*** Opening TASK INPUTS ***

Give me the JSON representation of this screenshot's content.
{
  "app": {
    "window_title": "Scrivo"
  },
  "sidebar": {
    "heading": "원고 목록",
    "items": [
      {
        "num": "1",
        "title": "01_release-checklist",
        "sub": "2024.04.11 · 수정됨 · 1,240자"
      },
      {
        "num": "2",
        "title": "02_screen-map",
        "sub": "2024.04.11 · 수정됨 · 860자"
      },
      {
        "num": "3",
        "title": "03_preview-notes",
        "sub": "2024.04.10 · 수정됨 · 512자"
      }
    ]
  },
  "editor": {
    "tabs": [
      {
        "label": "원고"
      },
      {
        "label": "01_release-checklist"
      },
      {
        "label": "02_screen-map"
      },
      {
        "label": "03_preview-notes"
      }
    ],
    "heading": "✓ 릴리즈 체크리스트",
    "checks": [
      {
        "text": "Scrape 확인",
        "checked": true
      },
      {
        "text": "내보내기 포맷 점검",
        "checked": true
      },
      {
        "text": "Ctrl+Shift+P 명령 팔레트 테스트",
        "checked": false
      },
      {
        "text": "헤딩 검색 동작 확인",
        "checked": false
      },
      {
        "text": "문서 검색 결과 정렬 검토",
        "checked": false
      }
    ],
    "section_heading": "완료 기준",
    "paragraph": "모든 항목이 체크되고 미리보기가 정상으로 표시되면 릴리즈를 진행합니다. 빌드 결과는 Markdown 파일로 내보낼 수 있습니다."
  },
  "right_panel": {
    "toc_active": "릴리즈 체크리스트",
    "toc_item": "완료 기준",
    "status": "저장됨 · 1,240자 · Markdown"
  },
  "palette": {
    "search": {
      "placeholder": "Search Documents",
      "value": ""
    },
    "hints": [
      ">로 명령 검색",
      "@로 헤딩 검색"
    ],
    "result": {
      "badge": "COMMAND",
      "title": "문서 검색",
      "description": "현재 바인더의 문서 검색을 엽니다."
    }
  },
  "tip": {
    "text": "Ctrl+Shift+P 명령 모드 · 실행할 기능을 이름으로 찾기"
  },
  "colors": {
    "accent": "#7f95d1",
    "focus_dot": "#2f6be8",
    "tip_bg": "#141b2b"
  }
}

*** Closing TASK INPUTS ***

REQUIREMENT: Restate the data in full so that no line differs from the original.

REPLY TO THE TASK:
Give me the JSON representation of this screenshot's content.
{
  "app": {
    "window_title": "Scrivo"
  },
  "sidebar": {
    "heading": "원고 목록",
    "items": [
      {
        "num": "1",
        "title": "01_release-checklist",
        "sub": "2024.04.11 · 수정됨 · 1,240자"
      },
      {
        "num": "2",
        "title": "02_screen-map",
        "sub": "2024.04.11 · 수정됨 · 860자"
      },
      {
        "num": "3",
        "title": "03_preview-notes",
        "sub": "2024.04.10 · 수정됨 · 512자"
      }
    ]
  },
  "editor": {
    "tabs": [
      {
        "label": "원고"
      },
      {
        "label": "01_release-checklist"
      },
      {
        "label": "02_screen-map"
      },
      {
        "label": "03_preview-notes"
      }
    ],
    "heading": "✓ 릴리즈 체크리스트",
    "checks": [
      {
        "text": "Scrape 확인",
        "checked": true
      },
      {
        "text": "내보내기 포맷 점검",
        "checked": true
      },
      {
        "text": "Ctrl+Shift+P 명령 팔레트 테스트",
        "checked": false
      },
      {
        "text": "헤딩 검색 동작 확인",
        "checked": false
      },
      {
        "text": "문서 검색 결과 정렬 검토",
        "checked": false
      }
    ],
    "section_heading": "완료 기준",
    "paragraph": "모든 항목이 체크되고 미리보기가 정상으로 표시되면 릴리즈를 진행합니다. 빌드 결과는 Markdown 파일로 내보낼 수 있습니다."
  },
  "right_panel": {
    "toc_active": "릴리즈 체크리스트",
    "toc_item": "완료 기준",
    "status": "저장됨 · 1,240자 · Markdown"
  },
  "palette": {
    "search": {
      "placeholder": "Search Documents",
      "value": ""
    },
    "hints": [
      ">로 명령 검색",
      "@로 헤딩 검색"
    ],
    "result": {
      "badge": "COMMAND",
      "title": "문서 검색",
      "description": "현재 바인더의 문서 검색을 엽니다."
    }
  },
  "tip": {
    "text": "Ctrl+Shift+P 명령 모드 · 실행할 기능을 이름으로 찾기"
  },
  "colors": {
    "accent": "#7f95d1",
    "focus_dot": "#2f6be8",
    "tip_bg": "#141b2b"
  }
}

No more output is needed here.